A new preventive detention law increased the number of federal prisoners by 32 percent last year, putting fresh strains on an already overcrowded prison system, Justice Department officials said yesterday.
Stanley E. Morris, director of the U.S. Marshals Service, said that most of the 2,000 additional prisoners each month were criminal defendants held without bail under the Comprehensive Crime Control Act. The law, which took effect in October 1984, makes it far easier for judges to detain defendants without bail if they are deemed dangerous or likely to flee before trial.
"One could make a very good case that this is having an impact on crime, that people who shouldn't be on the street are not on the street," Morris told a news conference.
While it is too early for definitive conclusions, Morris said, the new law has enabled the government to detain drug dealers, organized crime figures and other cash-rich defendants who could meet almost any level of bail. More convicted felons also are being jailed pending appeal, he said.
But Morris also acknowledged that the influx of prisoners -- from a monthly average of 5,608 in fiscal 1984 to 7,426 last year -- has further overloaded a prison system "that's been in crisis for a long time and remains in crisis.
"We don't have adequate jails in the United States to respond to the public's demand to do something about crime . . . . You put more people in prison and jails and you exacerbate the problem," he said.
The Marshals Service, which has custody of prisoners before and during trial, said in a report yesterday that lengthy pretrial detention hearings spawned by the new law have increased the average prisoner's stay by 12 percent. In one case, pretrial hearings for a Puerto Rican gang charged with a $7 million robbery took five weeks and cost the service $309,000.
Critics say the Justice Department has been seeking preventive detention in numerous cases in which defendants should be entitled to bail. "It's a terrible thing for the Constitution," said Charles Sims, a lawyer for the American Civil Liberties Union. "We think it's being used far too broadly."
Morris said federal judges have approved such no-bail requests 82 percent of the time. But the Marshals Service has been hard-pressed to find cells for the growing number of detainees, despite the biggest prison construction program in federal history.
"It will get worse before it gets better," Morris said.
The federal system, which now houses 36,700 inmates, is 42 percent over its capacity. In 1980, the system was 2 percent under capacity with 23,780 prisoners. Moreover, many of the state and local jails that the Marshals Service uses for detainees are under court order to ease overcrowding.
In Los Angeles, for example, the Terminal Island federal prison has 1,050 inmates and detainees, which is more than double its design capacity. Officials were forced to double-cell all inmates when the overcrowded local jails in Los Angeles stopped accepting federal prisoners.

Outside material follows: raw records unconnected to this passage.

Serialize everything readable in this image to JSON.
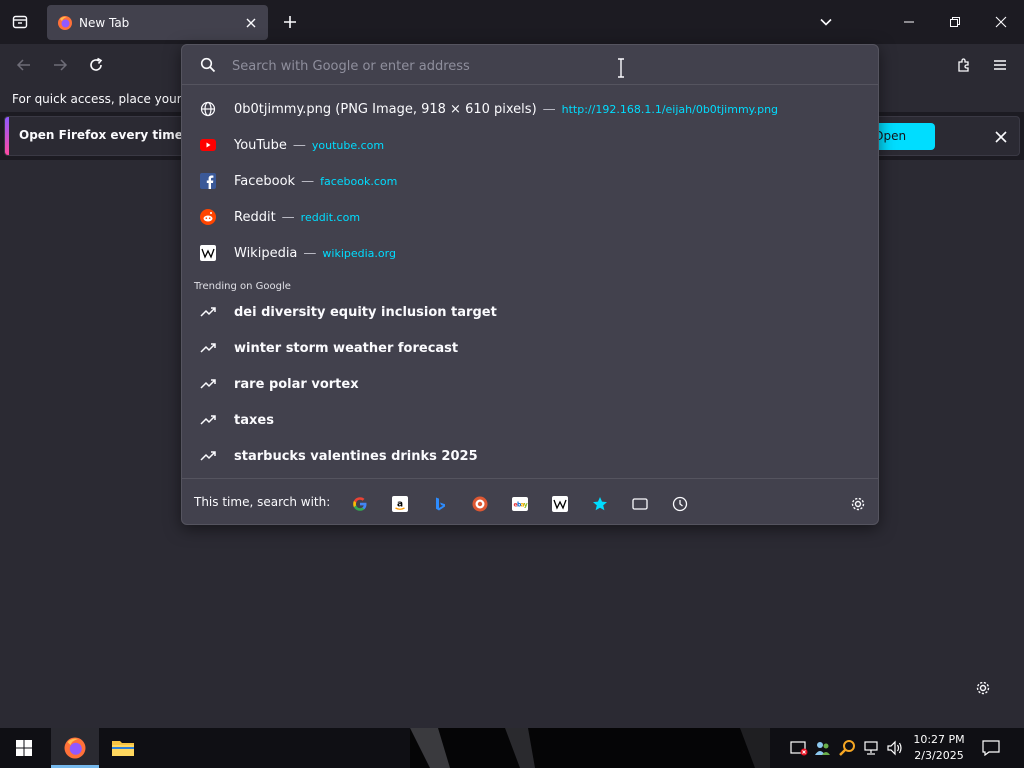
{
  "browser": {
    "tab": {
      "title": "New Tab",
      "favicon": "firefox-logo-icon"
    },
    "bookmarks_hint": "For quick access, place your bookmarks here on the bookmarks toolbar.",
    "notification": {
      "text": "Open Firefox every time you start your computer",
      "button_label": "Open Firefox"
    }
  },
  "urlbar": {
    "placeholder": "Search with Google or enter address",
    "value": "",
    "results": [
      {
        "icon": "globe-icon",
        "title": "0b0tjimmy.png (PNG Image, 918 × 610 pixels)",
        "separator": "—",
        "url": "http://192.168.1.1/eijah/0b0tjimmy.png"
      },
      {
        "icon": "youtube-icon",
        "title": "YouTube",
        "separator": "—",
        "url": "youtube.com"
      },
      {
        "icon": "facebook-icon",
        "title": "Facebook",
        "separator": "—",
        "url": "facebook.com"
      },
      {
        "icon": "reddit-icon",
        "title": "Reddit",
        "separator": "—",
        "url": "reddit.com"
      },
      {
        "icon": "wikipedia-icon",
        "title": "Wikipedia",
        "separator": "—",
        "url": "wikipedia.org"
      }
    ],
    "trending_label": "Trending on Google",
    "trending": [
      {
        "icon": "trending-icon",
        "text": "dei diversity equity inclusion target"
      },
      {
        "icon": "trending-icon",
        "text": "winter storm weather forecast"
      },
      {
        "icon": "trending-icon",
        "text": "rare polar vortex"
      },
      {
        "icon": "trending-icon",
        "text": "taxes"
      },
      {
        "icon": "trending-icon",
        "text": "starbucks valentines drinks 2025"
      }
    ],
    "oneoff_label": "This time, search with:",
    "oneoff_engines": [
      "google-icon",
      "amazon-icon",
      "bing-icon",
      "duckduckgo-icon",
      "ebay-icon",
      "wikipedia-icon",
      "bookmarks-icon",
      "tabs-icon",
      "history-icon"
    ]
  },
  "taskbar": {
    "time": "10:27 PM",
    "date": "2/3/2025"
  },
  "colors": {
    "accent": "#00ddff",
    "panel": "#42414d",
    "toolbar": "#2b2a33",
    "tabstrip": "#1c1b22"
  }
}
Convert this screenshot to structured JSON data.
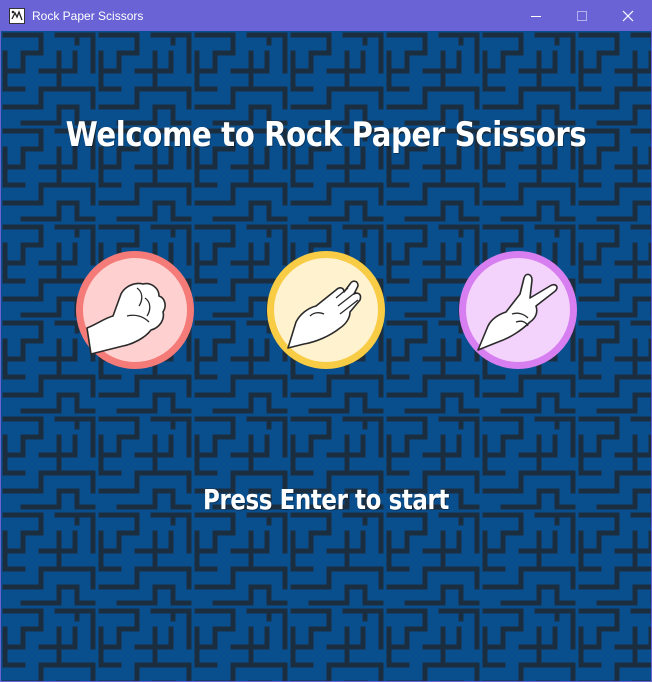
{
  "window": {
    "title": "Rock Paper Scissors",
    "controls": {
      "minimize_icon": "minimize-icon",
      "maximize_icon": "maximize-icon",
      "close_icon": "close-icon"
    }
  },
  "game": {
    "heading": "Welcome to Rock Paper Scissors",
    "prompt": "Press Enter to start",
    "choices": [
      {
        "name": "rock",
        "icon": "fist-hand-icon",
        "fill": "#ffd0d0",
        "ring": "#f47b78"
      },
      {
        "name": "paper",
        "icon": "open-hand-icon",
        "fill": "#fff2cf",
        "ring": "#f9cc45"
      },
      {
        "name": "scissors",
        "icon": "peace-hand-icon",
        "fill": "#f3d2fb",
        "ring": "#d77ef1"
      }
    ]
  },
  "colors": {
    "titlebar": "#6a63d6",
    "background": "#0a4f8f",
    "maze_lines": "#1d2a36",
    "text": "#ffffff"
  }
}
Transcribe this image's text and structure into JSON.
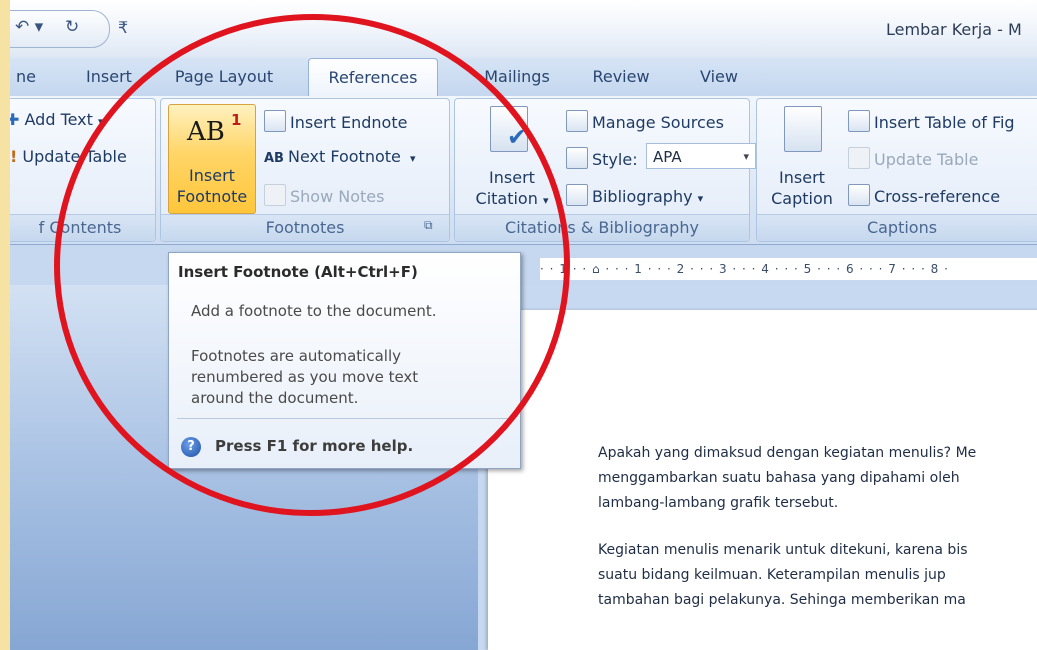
{
  "window": {
    "title": "Lembar Kerja - M",
    "qat": {
      "undo_glyph": "↶ ▾",
      "redo_glyph": "↻",
      "custom_glyph": "₹"
    }
  },
  "tabs": [
    {
      "label": "ne"
    },
    {
      "label": "Insert"
    },
    {
      "label": "Page Layout"
    },
    {
      "label": "References",
      "active": true
    },
    {
      "label": "Mailings"
    },
    {
      "label": "Review"
    },
    {
      "label": "View"
    }
  ],
  "ribbon": {
    "toc": {
      "add_text": "Add Text",
      "add_text_arrow": "▾",
      "update_table": "Update Table",
      "label": "f Contents"
    },
    "footnotes": {
      "insert_footnote_icon": "AB",
      "insert_footnote_sup": "1",
      "insert_footnote_line1": "Insert",
      "insert_footnote_line2": "Footnote",
      "insert_endnote": "Insert Endnote",
      "next_footnote": "Next Footnote",
      "next_footnote_arrow": "▾",
      "show_notes": "Show Notes",
      "label": "Footnotes",
      "launcher": "⧉"
    },
    "citations": {
      "insert_citation_line1": "Insert",
      "insert_citation_line2": "Citation",
      "insert_citation_arrow": "▾",
      "manage_sources": "Manage Sources",
      "style_label": "Style:",
      "style_value": "APA",
      "style_arrow": "▾",
      "bibliography": "Bibliography",
      "bibliography_arrow": "▾",
      "label": "Citations & Bibliography"
    },
    "captions": {
      "insert_caption_line1": "Insert",
      "insert_caption_line2": "Caption",
      "insert_table_of_figures": "Insert Table of Fig",
      "update_table": "Update Table",
      "cross_reference": "Cross-reference",
      "label": "Captions"
    }
  },
  "ruler": {
    "text": "· · 1 · · ⌂ · · · 1 · · · 2 · · · 3 · · · 4 · · · 5 · · · 6 · · · 7 · · · 8 ·"
  },
  "tooltip": {
    "title": "Insert Footnote (Alt+Ctrl+F)",
    "desc": "Add a footnote to the document.",
    "detail_lines": [
      "Footnotes are automatically",
      "renumbered as you move text",
      "around the document."
    ],
    "help_icon": "?",
    "help": "Press F1 for more help."
  },
  "document": {
    "lines": [
      "Apakah yang dimaksud dengan kegiatan menulis? Me",
      "menggambarkan suatu bahasa yang dipahami oleh",
      "lambang-lambang grafik tersebut.",
      "Kegiatan menulis menarik untuk ditekuni, karena bis",
      "suatu bidang keilmuan. Keterampilan menulis jup",
      "tambahan bagi pelakunya. Sehinga memberikan ma"
    ]
  },
  "colors": {
    "annotation_circle": "#e0141e",
    "ribbon_highlight": "#ffd567",
    "slide_background": "#f6e3a4"
  }
}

"The tension is there," said Richard Rison, warden of the 47-year-old prison. "We are feeling the strain that goes along with overcrowded conditions . . . . It's like putting four or five families in a single-family house."
The 1984 law also made it easier for the government to seize assets of criminal defendants upon arrest. The Marshals Service now owns $313 million in cash and property, including ranches, resorts, banks, farms, restaurants and condominiums.
"We own one of the finest rock recording studios in Sausalito, Calif.," Morris said, referring to a facility that was seized from drug dealers.
Seizure of assets increased 40 percent in the first year after the law took effect, with the most lucrative seizures, involving real property, doubling to 260. Such assets must be returned if the defendant is later acquitted.
Here too, Morris said, the new law has not been without problems. He said the government must search for management firms to run these enterprises and has "made some mistakes" in its choice of investments.
In one case, federal marshals seized Western State Bank in Denton, Tex., which was part of a drug dealer's $60 million empire. But the bank turned out to have so many bad loans that its liabilities exceeded its assets, and it was later returned to local authorities.